>>>>>

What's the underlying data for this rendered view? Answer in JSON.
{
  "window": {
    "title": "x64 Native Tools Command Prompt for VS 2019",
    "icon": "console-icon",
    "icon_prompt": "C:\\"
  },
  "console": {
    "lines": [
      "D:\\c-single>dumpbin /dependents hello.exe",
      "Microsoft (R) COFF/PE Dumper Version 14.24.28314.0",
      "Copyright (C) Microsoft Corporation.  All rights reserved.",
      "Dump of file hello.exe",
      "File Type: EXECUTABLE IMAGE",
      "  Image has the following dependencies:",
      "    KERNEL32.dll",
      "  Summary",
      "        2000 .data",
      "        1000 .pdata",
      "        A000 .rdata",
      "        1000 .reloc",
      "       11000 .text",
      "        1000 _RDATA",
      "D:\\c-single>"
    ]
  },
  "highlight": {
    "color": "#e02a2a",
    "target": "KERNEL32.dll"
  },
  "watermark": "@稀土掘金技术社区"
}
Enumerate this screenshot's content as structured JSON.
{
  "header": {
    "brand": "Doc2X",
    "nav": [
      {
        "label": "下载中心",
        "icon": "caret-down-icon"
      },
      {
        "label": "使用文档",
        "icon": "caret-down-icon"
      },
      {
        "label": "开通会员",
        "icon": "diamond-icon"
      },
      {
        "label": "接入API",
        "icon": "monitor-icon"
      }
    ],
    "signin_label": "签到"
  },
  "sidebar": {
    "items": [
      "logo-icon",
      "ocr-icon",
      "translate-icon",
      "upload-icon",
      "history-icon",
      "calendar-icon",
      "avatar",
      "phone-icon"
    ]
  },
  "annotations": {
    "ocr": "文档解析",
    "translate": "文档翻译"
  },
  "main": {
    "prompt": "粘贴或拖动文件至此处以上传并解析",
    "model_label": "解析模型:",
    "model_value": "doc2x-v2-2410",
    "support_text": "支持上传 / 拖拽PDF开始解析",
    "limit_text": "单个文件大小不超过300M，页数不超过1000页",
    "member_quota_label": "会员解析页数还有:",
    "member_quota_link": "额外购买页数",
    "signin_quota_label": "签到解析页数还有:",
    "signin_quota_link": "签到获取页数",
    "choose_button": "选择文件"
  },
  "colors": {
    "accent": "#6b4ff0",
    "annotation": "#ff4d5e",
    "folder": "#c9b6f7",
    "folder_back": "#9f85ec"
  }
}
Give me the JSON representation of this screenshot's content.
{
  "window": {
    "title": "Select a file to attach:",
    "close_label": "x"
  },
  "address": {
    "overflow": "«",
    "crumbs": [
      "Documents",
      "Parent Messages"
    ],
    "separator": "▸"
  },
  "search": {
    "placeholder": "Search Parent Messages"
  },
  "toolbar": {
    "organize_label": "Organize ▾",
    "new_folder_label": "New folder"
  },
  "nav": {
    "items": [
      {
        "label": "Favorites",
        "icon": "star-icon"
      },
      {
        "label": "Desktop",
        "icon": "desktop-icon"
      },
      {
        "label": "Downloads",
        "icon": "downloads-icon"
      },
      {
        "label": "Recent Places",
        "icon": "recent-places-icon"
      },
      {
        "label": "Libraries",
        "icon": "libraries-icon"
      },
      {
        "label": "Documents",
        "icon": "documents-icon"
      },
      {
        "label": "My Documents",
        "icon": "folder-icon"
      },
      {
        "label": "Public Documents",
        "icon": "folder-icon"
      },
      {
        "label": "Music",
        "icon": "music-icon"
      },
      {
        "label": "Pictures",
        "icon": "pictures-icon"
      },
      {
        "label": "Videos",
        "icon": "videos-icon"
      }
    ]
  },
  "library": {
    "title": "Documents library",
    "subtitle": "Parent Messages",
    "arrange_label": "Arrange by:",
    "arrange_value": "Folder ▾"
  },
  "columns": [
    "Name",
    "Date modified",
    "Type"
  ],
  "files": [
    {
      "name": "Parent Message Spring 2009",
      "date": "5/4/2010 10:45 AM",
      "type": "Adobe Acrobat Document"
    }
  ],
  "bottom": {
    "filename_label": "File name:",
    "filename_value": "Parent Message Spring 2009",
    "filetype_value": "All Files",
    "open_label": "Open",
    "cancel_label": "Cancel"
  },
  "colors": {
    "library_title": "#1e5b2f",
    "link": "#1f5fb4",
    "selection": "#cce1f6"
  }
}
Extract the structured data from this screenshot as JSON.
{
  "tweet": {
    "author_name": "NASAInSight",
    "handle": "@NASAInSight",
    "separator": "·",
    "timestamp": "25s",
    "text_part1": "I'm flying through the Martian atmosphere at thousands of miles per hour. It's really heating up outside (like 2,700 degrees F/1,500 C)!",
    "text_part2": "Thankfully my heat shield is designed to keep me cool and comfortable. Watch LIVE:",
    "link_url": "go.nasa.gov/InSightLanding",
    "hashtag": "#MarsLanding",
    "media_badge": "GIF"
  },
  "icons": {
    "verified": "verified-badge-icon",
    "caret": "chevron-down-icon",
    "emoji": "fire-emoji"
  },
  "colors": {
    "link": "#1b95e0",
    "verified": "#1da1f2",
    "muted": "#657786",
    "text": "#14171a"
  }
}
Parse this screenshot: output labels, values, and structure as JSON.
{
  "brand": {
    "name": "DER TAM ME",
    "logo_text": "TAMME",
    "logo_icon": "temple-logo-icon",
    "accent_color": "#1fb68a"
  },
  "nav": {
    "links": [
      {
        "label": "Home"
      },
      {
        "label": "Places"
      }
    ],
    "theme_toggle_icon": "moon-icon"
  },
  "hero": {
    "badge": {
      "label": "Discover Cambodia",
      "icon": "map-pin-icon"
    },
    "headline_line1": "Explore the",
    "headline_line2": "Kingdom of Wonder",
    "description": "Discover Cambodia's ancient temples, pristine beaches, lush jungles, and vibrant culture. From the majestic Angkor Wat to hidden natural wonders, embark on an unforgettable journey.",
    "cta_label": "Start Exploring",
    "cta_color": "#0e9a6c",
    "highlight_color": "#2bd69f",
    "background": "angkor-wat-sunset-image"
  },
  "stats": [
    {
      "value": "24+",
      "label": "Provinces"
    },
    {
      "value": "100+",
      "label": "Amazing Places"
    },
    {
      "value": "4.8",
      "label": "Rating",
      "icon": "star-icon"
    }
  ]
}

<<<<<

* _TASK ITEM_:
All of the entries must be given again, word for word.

* _SOLUTION FOR THIS PROBLEM_:
What's the underlying data for this rendered view? Answer in JSON.
{
  "window": {
    "title": "x64 Native Tools Command Prompt for VS 2019",
    "icon": "console-icon",
    "icon_prompt": "C:\\"
  },
  "console": {
    "lines": [
      "D:\\c-single>dumpbin /dependents hello.exe",
      "Microsoft (R) COFF/PE Dumper Version 14.24.28314.0",
      "Copyright (C) Microsoft Corporation.  All rights reserved.",
      "Dump of file hello.exe",
      "File Type: EXECUTABLE IMAGE",
      "  Image has the following dependencies:",
      "    KERNEL32.dll",
      "  Summary",
      "        2000 .data",
      "        1000 .pdata",
      "        A000 .rdata",
      "        1000 .reloc",
      "       11000 .text",
      "        1000 _RDATA",
      "D:\\c-single>"
    ]
  },
  "highlight": {
    "color": "#e02a2a",
    "target": "KERNEL32.dll"
  },
  "watermark": "@稀土掘金技术社区"
}
Enumerate this screenshot's content as structured JSON.
{
  "header": {
    "brand": "Doc2X",
    "nav": [
      {
        "label": "下载中心",
        "icon": "caret-down-icon"
      },
      {
        "label": "使用文档",
        "icon": "caret-down-icon"
      },
      {
        "label": "开通会员",
        "icon": "diamond-icon"
      },
      {
        "label": "接入API",
        "icon": "monitor-icon"
      }
    ],
    "signin_label": "签到"
  },
  "sidebar": {
    "items": [
      "logo-icon",
      "ocr-icon",
      "translate-icon",
      "upload-icon",
      "history-icon",
      "calendar-icon",
      "avatar",
      "phone-icon"
    ]
  },
  "annotations": {
    "ocr": "文档解析",
    "translate": "文档翻译"
  },
  "main": {
    "prompt": "粘贴或拖动文件至此处以上传并解析",
    "model_label": "解析模型:",
    "model_value": "doc2x-v2-2410",
    "support_text": "支持上传 / 拖拽PDF开始解析",
    "limit_text": "单个文件大小不超过300M，页数不超过1000页",
    "member_quota_label": "会员解析页数还有:",
    "member_quota_link": "额外购买页数",
    "signin_quota_label": "签到解析页数还有:",
    "signin_quota_link": "签到获取页数",
    "choose_button": "选择文件"
  },
  "colors": {
    "accent": "#6b4ff0",
    "annotation": "#ff4d5e",
    "folder": "#c9b6f7",
    "folder_back": "#9f85ec"
  }
}
Give me the JSON representation of this screenshot's content.
{
  "window": {
    "title": "Select a file to attach:",
    "close_label": "x"
  },
  "address": {
    "overflow": "«",
    "crumbs": [
      "Documents",
      "Parent Messages"
    ],
    "separator": "▸"
  },
  "search": {
    "placeholder": "Search Parent Messages"
  },
  "toolbar": {
    "organize_label": "Organize ▾",
    "new_folder_label": "New folder"
  },
  "nav": {
    "items": [
      {
        "label": "Favorites",
        "icon": "star-icon"
      },
      {
        "label": "Desktop",
        "icon": "desktop-icon"
      },
      {
        "label": "Downloads",
        "icon": "downloads-icon"
      },
      {
        "label": "Recent Places",
        "icon": "recent-places-icon"
      },
      {
        "label": "Libraries",
        "icon": "libraries-icon"
      },
      {
        "label": "Documents",
        "icon": "documents-icon"
      },
      {
        "label": "My Documents",
        "icon": "folder-icon"
      },
      {
        "label": "Public Documents",
        "icon": "folder-icon"
      },
      {
        "label": "Music",
        "icon": "music-icon"
      },
      {
        "label": "Pictures",
        "icon": "pictures-icon"
      },
      {
        "label": "Videos",
        "icon": "videos-icon"
      }
    ]
  },
  "library": {
    "title": "Documents library",
    "subtitle": "Parent Messages",
    "arrange_label": "Arrange by:",
    "arrange_value": "Folder ▾"
  },
  "columns": [
    "Name",
    "Date modified",
    "Type"
  ],
  "files": [
    {
      "name": "Parent Message Spring 2009",
      "date": "5/4/2010 10:45 AM",
      "type": "Adobe Acrobat Document"
    }
  ],
  "bottom": {
    "filename_label": "File name:",
    "filename_value": "Parent Message Spring 2009",
    "filetype_value": "All Files",
    "open_label": "Open",
    "cancel_label": "Cancel"
  },
  "colors": {
    "library_title": "#1e5b2f",
    "link": "#1f5fb4",
    "selection": "#cce1f6"
  }
}
Extract the structured data from this screenshot as JSON.
{
  "tweet": {
    "author_name": "NASAInSight",
    "handle": "@NASAInSight",
    "separator": "·",
    "timestamp": "25s",
    "text_part1": "I'm flying through the Martian atmosphere at thousands of miles per hour. It's really heating up outside (like 2,700 degrees F/1,500 C)!",
    "text_part2": "Thankfully my heat shield is designed to keep me cool and comfortable. Watch LIVE:",
    "link_url": "go.nasa.gov/InSightLanding",
    "hashtag": "#MarsLanding",
    "media_badge": "GIF"
  },
  "icons": {
    "verified": "verified-badge-icon",
    "caret": "chevron-down-icon",
    "emoji": "fire-emoji"
  },
  "colors": {
    "link": "#1b95e0",
    "verified": "#1da1f2",
    "muted": "#657786",
    "text": "#14171a"
  }
}
Parse this screenshot: output labels, values, and structure as JSON.
{
  "brand": {
    "name": "DER TAM ME",
    "logo_text": "TAMME",
    "logo_icon": "temple-logo-icon",
    "accent_color": "#1fb68a"
  },
  "nav": {
    "links": [
      {
        "label": "Home"
      },
      {
        "label": "Places"
      }
    ],
    "theme_toggle_icon": "moon-icon"
  },
  "hero": {
    "badge": {
      "label": "Discover Cambodia",
      "icon": "map-pin-icon"
    },
    "headline_line1": "Explore the",
    "headline_line2": "Kingdom of Wonder",
    "description": "Discover Cambodia's ancient temples, pristine beaches, lush jungles, and vibrant culture. From the majestic Angkor Wat to hidden natural wonders, embark on an unforgettable journey.",
    "cta_label": "Start Exploring",
    "cta_color": "#0e9a6c",
    "highlight_color": "#2bd69f",
    "background": "angkor-wat-sunset-image"
  },
  "stats": [
    {
      "value": "24+",
      "label": "Provinces"
    },
    {
      "value": "100+",
      "label": "Amazing Places"
    },
    {
      "value": "4.8",
      "label": "Rating",
      "icon": "star-icon"
    }
  ]
}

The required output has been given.